Novice players start out with basic equipment, and usually upgrade as they become more proficient in the sport, Arnold noted. The average, rudimentary pickleball paddle is made of wood. But players now use paddles primarily made of lightweight composite materials, including fiberglass, aluminum and graphite. Paddles have evolved to a size that is between a pingpong paddle and a tennis racquet. The pickleballs are still made of plastic, are slightly smaller than a whiffle ball, and come in several colors.

Locally, Forth ‘N Goal carries a nice range of pickleball supplies, according to Arnold.

Most pickleball players tend to be seniors, and that’s certainly true of the majority of Middlebury-area practitioners, several of whom reside at the two local retirement communities.

“It’s keeping them moving,” Arnold said. “Anyone can play, whether you’ve played tennis before or not. If you’ve played tennis, you do have a little bit of an advantage, because you have good hand-eye coordination. But even if you haven’t played tennis, you learn. You’re embarrassed the first few times you play … but before you know it, you’re able to compete with some of the better players here.”

Arnold said the sport is starting to appeal to all ages. She’s joined the crowd.

“I’d be playing right now if I could,” she smiled. She’s become a regular on Saturdays.

Neither sleet, hail, snow nor even holidays will impede passionate pickleballers from their appointed rounds. A group even reserved some court space in the rec center this past Christmas Day.

“The reason I like it is because you have to concentrate,” Arnold said. “You can’t for one second take your mind off of what you’re doing. That ball moves fast, and your reaction has to be fast. You work up a sweat.”

Arnold also enjoys the camaraderie among players.

“We all really like each other,” Arnold said. “It’s a really cohesive group.”

Korkuc has helped the pickleball community stay connected.

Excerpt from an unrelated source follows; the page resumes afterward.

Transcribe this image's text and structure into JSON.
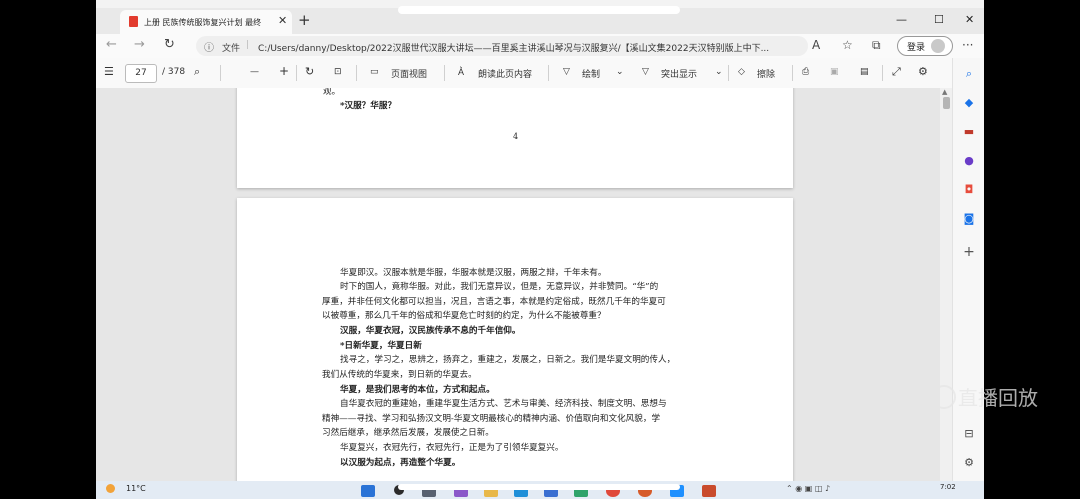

He is the county’s main clearinghouse for Addison County pickleball information, including the scheduling of tournaments and newsletters.

“He said, ‘We’ve got to get a handle on this,’” Arnold said of Korkuc’s efforts to coordinate the local passion for pickleball.

Korkuc’s pickleball email list has grown to around 100 players, according to Arnold.

“Not all of them (come to play), but all have expressed an interest,” Arnold said. “At least once or twice per week, I will get a phone call from someone saying, ‘I’ve heard you’ve got pickleball. If I show up, can I learn how to play?’”

ACTIVE SENIOR

Tai Hazard, 80, has been playing pickleball in Middlebury since last spring. She had broken her wrist playing racquetball, and pickleball got her back into the swing of things.

“It’s a really active sport,” Hazard, a resident of EastView at Middlebury, said of pickleball. “I used to play tennis, and (pickleball) gives you that same kind of movement.”

Since the pickleball court is smaller than a tennis court, it is more forgiving to seniors who can’t cover real estate as quickly as they used to. And the drop-in games almost always involve doubles competition, which further reins in the amount of court players have to cover.

Hazard epitomizes the definition of “active senior.” She also practices tai chi and yoga and she walks.

“But there’s nothing like this,” Hazard said of pickleball. “I’m very happy this is here.”

Maggie Pegg Hails from Holden Beach, N.C. She was visiting the Middlebury area during the holidays, and was pleased to learn she could get her daily dose of pickleball at the local rec facility.

“It’s so much fun,” Pegg said. “Everybody is really nice and we have a great time. You get a lot of exercise.”

She called the sport “very addictive,” noting she plays almost every day.

Pickleball is already well established in Holden Beach, according to Pegg.

“My whole neighborhood plays,” she said, citing an age range of 40 to 70. “Pickleball actually healed our neighborhood. It was very fractured, and now everyone plays together.”

[Source:-Independent]